Problem statement => Produce a copy of every line in the records that holds the string "content".

******

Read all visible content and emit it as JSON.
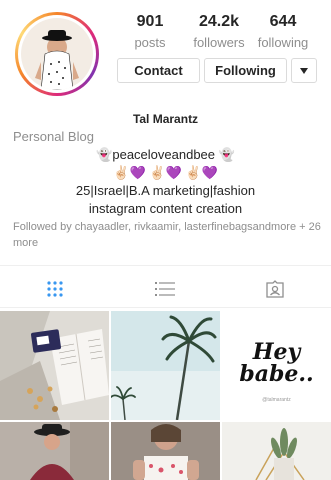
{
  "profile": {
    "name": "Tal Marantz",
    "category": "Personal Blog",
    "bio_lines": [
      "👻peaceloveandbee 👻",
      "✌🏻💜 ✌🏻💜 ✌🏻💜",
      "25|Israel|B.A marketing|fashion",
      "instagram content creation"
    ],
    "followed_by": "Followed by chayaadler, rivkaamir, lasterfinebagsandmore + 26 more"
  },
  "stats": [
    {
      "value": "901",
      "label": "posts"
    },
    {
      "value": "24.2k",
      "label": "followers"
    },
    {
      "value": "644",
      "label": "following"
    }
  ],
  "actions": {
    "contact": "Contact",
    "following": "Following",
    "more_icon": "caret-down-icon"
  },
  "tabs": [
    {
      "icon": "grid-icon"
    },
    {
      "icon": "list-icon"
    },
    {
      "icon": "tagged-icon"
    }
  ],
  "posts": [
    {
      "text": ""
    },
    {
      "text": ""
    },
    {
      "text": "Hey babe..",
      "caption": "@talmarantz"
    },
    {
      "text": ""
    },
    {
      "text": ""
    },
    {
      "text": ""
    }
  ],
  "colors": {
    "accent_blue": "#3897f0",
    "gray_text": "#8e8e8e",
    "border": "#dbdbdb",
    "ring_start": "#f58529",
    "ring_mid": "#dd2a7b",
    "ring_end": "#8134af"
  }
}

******

The completed task =>
Read all visible content and emit it as JSON.
      "instagram content creation"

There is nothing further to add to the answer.